- Maintain adequate nutrition and hydration. Another important way you can keep structure in your days is to keep a regular meal schedule and be sure you are drinking plenty of water.
- Use mindfulness activities. Meditation, deep breathing and progressive muscle relaxation techniques can be very helpful in decreasing anxiety. It's also important to foster your interests or activities that keep you productive, like music or art. Other mindfulness activities may include journaling, drawing, or spending time in nature.
- Focus on reliable news sources. With an endless amount of news available at our fingertips, it doesn't take long to veer away from trustworthy sources. Identify reliable news outlets for information, keep in mind that information on social media may not be factual, and avoid spending too much time consuming news.
How to help others
If you notice that friends or family members, particularly young children, are struggling with anxiety related to the coronavirus, there are steps you can take.
"Explain to them clearly and honestly what you know and ways to decrease the risk of contracting the illness," Dr. Verma says. She also recommends limiting their exposure to news, as they may have trouble understanding the facts, keeping a visual reminder of activities they can do on their own, and maintaining a regular sleep and mealtime schedule to reinforce a normal routine.
If you or a loved one are experiencing mental health symptoms that are concerning or that are progressively getting worse, it's important to seek help from a mental health professional. Rogers offers inpatient, residential, and outpatient treatment for adults, adolescents, and children struggling with mental health or addiction. Call 800-767-4411 or request a free, confidential screening online.

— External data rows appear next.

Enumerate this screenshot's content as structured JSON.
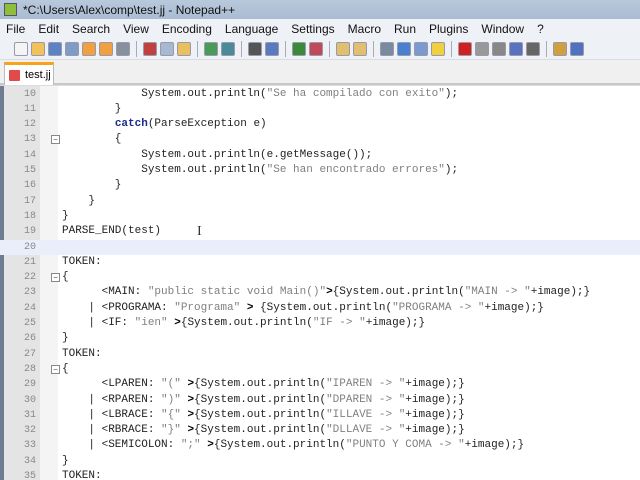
{
  "window": {
    "title": "*C:\\Users\\Alex\\comp\\test.jj - Notepad++"
  },
  "menu": [
    "File",
    "Edit",
    "Search",
    "View",
    "Encoding",
    "Language",
    "Settings",
    "Macro",
    "Run",
    "Plugins",
    "Window",
    "?"
  ],
  "toolbar_icons": [
    "new",
    "open",
    "save",
    "save-all",
    "close",
    "close-all",
    "print",
    "cut",
    "copy",
    "paste",
    "undo",
    "redo",
    "find",
    "replace",
    "zoom-in",
    "zoom-out",
    "sync-v",
    "sync-h",
    "wrap",
    "all-chars",
    "indent-guide",
    "user-lang",
    "record",
    "stop",
    "play",
    "play-multiple",
    "save-macro",
    "launch",
    "spell-check"
  ],
  "tab": {
    "label": "test.jj"
  },
  "code": {
    "lines": [
      {
        "n": "10",
        "s": [
          [
            "            System.out.println(",
            ""
          ],
          [
            "\"Se ha compilado con exito\"",
            "str"
          ],
          [
            ");",
            ""
          ]
        ]
      },
      {
        "n": "11",
        "s": [
          [
            "        }",
            ""
          ]
        ]
      },
      {
        "n": "12",
        "s": [
          [
            "        ",
            ""
          ],
          [
            "catch",
            "kw"
          ],
          [
            "(ParseException e)",
            ""
          ]
        ]
      },
      {
        "n": "13",
        "fold": true,
        "s": [
          [
            "        {",
            ""
          ]
        ]
      },
      {
        "n": "14",
        "s": [
          [
            "            System.out.println(e.getMessage());",
            ""
          ]
        ]
      },
      {
        "n": "15",
        "s": [
          [
            "            System.out.println(",
            ""
          ],
          [
            "\"Se han encontrado errores\"",
            "str"
          ],
          [
            ");",
            ""
          ]
        ]
      },
      {
        "n": "16",
        "s": [
          [
            "        }",
            ""
          ]
        ]
      },
      {
        "n": "17",
        "s": [
          [
            "    }",
            ""
          ]
        ]
      },
      {
        "n": "18",
        "s": [
          [
            "}",
            ""
          ]
        ]
      },
      {
        "n": "19",
        "s": [
          [
            "PARSE_END(test)",
            ""
          ]
        ]
      },
      {
        "n": "20",
        "cur": true,
        "s": [
          [
            "",
            ""
          ]
        ]
      },
      {
        "n": "21",
        "s": [
          [
            "TOKEN:",
            ""
          ]
        ]
      },
      {
        "n": "22",
        "fold": true,
        "s": [
          [
            "{",
            ""
          ]
        ]
      },
      {
        "n": "23",
        "s": [
          [
            "      <MAIN: ",
            ""
          ],
          [
            "\"public static void Main()\"",
            "str"
          ],
          [
            ">",
            "op"
          ],
          [
            "{System.out.println(",
            ""
          ],
          [
            "\"MAIN -> \"",
            "str"
          ],
          [
            "+image);}",
            ""
          ]
        ]
      },
      {
        "n": "24",
        "s": [
          [
            "    | <PROGRAMA: ",
            ""
          ],
          [
            "\"Programa\"",
            "str"
          ],
          [
            " > ",
            "op"
          ],
          [
            "{System.out.println(",
            ""
          ],
          [
            "\"PROGRAMA -> \"",
            "str"
          ],
          [
            "+image);}",
            ""
          ]
        ]
      },
      {
        "n": "25",
        "s": [
          [
            "    | <IF: ",
            ""
          ],
          [
            "\"ien\"",
            "str"
          ],
          [
            " >",
            "op"
          ],
          [
            "{System.out.println(",
            ""
          ],
          [
            "\"IF -> \"",
            "str"
          ],
          [
            "+image);}",
            ""
          ]
        ]
      },
      {
        "n": "26",
        "s": [
          [
            "}",
            ""
          ]
        ]
      },
      {
        "n": "27",
        "s": [
          [
            "TOKEN:",
            ""
          ]
        ]
      },
      {
        "n": "28",
        "fold": true,
        "s": [
          [
            "{",
            ""
          ]
        ]
      },
      {
        "n": "29",
        "s": [
          [
            "      <LPAREN: ",
            ""
          ],
          [
            "\"(\"",
            "str"
          ],
          [
            " >",
            "op"
          ],
          [
            "{System.out.println(",
            ""
          ],
          [
            "\"IPAREN -> \"",
            "str"
          ],
          [
            "+image);}",
            ""
          ]
        ]
      },
      {
        "n": "30",
        "s": [
          [
            "    | <RPAREN: ",
            ""
          ],
          [
            "\")\"",
            "str"
          ],
          [
            " >",
            "op"
          ],
          [
            "{System.out.println(",
            ""
          ],
          [
            "\"DPAREN -> \"",
            "str"
          ],
          [
            "+image);}",
            ""
          ]
        ]
      },
      {
        "n": "31",
        "s": [
          [
            "    | <LBRACE: ",
            ""
          ],
          [
            "\"{\"",
            "str"
          ],
          [
            " >",
            "op"
          ],
          [
            "{System.out.println(",
            ""
          ],
          [
            "\"ILLAVE -> \"",
            "str"
          ],
          [
            "+image);}",
            ""
          ]
        ]
      },
      {
        "n": "32",
        "s": [
          [
            "    | <RBRACE: ",
            ""
          ],
          [
            "\"}\"",
            "str"
          ],
          [
            " >",
            "op"
          ],
          [
            "{System.out.println(",
            ""
          ],
          [
            "\"DLLAVE -> \"",
            "str"
          ],
          [
            "+image);}",
            ""
          ]
        ]
      },
      {
        "n": "33",
        "s": [
          [
            "    | <SEMICOLON: ",
            ""
          ],
          [
            "\";\"",
            "str"
          ],
          [
            " >",
            "op"
          ],
          [
            "{System.out.println(",
            ""
          ],
          [
            "\"PUNTO Y COMA -> \"",
            "str"
          ],
          [
            "+image);}",
            ""
          ]
        ]
      },
      {
        "n": "34",
        "s": [
          [
            "}",
            ""
          ]
        ]
      },
      {
        "n": "35",
        "s": [
          [
            "TOKEN:",
            ""
          ]
        ]
      }
    ]
  }
}
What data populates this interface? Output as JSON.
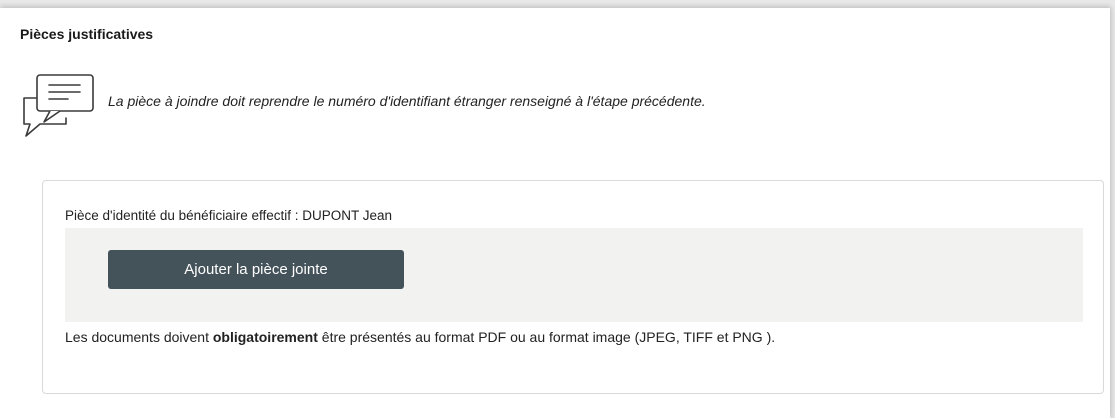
{
  "section": {
    "title": "Pièces justificatives"
  },
  "info": {
    "icon": "chat-bubbles-icon",
    "text": "La pièce à joindre doit reprendre le numéro d'identifiant étranger renseigné à l'étape précédente."
  },
  "document": {
    "label": "Pièce d'identité du bénéficiaire effectif : DUPONT Jean",
    "add_button_label": "Ajouter la pièce jointe",
    "note_before": "Les documents doivent ",
    "note_bold": "obligatoirement",
    "note_after": " être présentés au format PDF ou au format image (JPEG, TIFF et PNG )."
  },
  "colors": {
    "button_bg": "#44525a",
    "upload_area_bg": "#f2f2f0",
    "card_border": "#d9d9d9"
  }
}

If you do not feel you, or a loved one, needs treatment right away, but may be concerned, we offer online quizzes to possibly provide some relief. While these quizzes do not provide a diagnosis, it could be the first step in finding the treatment you may need. Take our online Anxiety Quiz today.